— DESCRIPTION OF THE TASK —
Without including pictures, set down every record exactly as it stands.
[Opening DATA RECORDS section]
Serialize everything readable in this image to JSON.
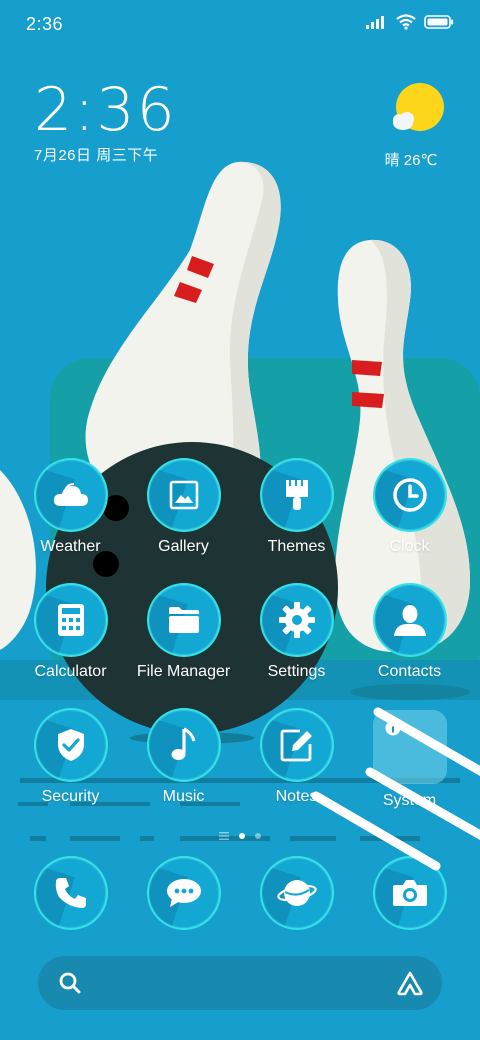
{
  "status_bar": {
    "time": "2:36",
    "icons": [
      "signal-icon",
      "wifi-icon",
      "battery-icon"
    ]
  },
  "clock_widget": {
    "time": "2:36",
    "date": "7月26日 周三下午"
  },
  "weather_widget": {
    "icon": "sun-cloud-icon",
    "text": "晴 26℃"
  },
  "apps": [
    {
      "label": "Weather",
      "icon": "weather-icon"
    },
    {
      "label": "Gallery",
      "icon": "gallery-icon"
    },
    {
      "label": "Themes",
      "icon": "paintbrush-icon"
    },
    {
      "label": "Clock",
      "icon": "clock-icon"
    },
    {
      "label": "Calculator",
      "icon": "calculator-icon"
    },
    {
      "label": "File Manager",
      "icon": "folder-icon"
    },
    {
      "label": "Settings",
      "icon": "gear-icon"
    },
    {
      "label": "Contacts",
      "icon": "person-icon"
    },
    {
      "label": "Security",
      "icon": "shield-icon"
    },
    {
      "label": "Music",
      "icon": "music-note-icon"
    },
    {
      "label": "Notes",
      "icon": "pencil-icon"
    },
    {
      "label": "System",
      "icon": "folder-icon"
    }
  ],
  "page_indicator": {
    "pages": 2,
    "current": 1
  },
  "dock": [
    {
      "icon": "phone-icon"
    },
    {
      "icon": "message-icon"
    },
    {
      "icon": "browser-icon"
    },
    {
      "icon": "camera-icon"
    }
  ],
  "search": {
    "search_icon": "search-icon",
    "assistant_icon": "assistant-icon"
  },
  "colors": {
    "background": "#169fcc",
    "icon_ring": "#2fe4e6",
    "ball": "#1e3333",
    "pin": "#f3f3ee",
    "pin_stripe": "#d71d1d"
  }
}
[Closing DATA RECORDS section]
— RESULT OF THIS TASK —
Serialize everything readable in this image to JSON.
{
  "status_bar": {
    "time": "2:36",
    "icons": [
      "signal-icon",
      "wifi-icon",
      "battery-icon"
    ]
  },
  "clock_widget": {
    "time": "2:36",
    "date": "7月26日 周三下午"
  },
  "weather_widget": {
    "icon": "sun-cloud-icon",
    "text": "晴 26℃"
  },
  "apps": [
    {
      "label": "Weather",
      "icon": "weather-icon"
    },
    {
      "label": "Gallery",
      "icon": "gallery-icon"
    },
    {
      "label": "Themes",
      "icon": "paintbrush-icon"
    },
    {
      "label": "Clock",
      "icon": "clock-icon"
    },
    {
      "label": "Calculator",
      "icon": "calculator-icon"
    },
    {
      "label": "File Manager",
      "icon": "folder-icon"
    },
    {
      "label": "Settings",
      "icon": "gear-icon"
    },
    {
      "label": "Contacts",
      "icon": "person-icon"
    },
    {
      "label": "Security",
      "icon": "shield-icon"
    },
    {
      "label": "Music",
      "icon": "music-note-icon"
    },
    {
      "label": "Notes",
      "icon": "pencil-icon"
    },
    {
      "label": "System",
      "icon": "folder-icon"
    }
  ],
  "page_indicator": {
    "pages": 2,
    "current": 1
  },
  "dock": [
    {
      "icon": "phone-icon"
    },
    {
      "icon": "message-icon"
    },
    {
      "icon": "browser-icon"
    },
    {
      "icon": "camera-icon"
    }
  ],
  "search": {
    "search_icon": "search-icon",
    "assistant_icon": "assistant-icon"
  },
  "colors": {
    "background": "#169fcc",
    "icon_ring": "#2fe4e6",
    "ball": "#1e3333",
    "pin": "#f3f3ee",
    "pin_stripe": "#d71d1d"
  }
}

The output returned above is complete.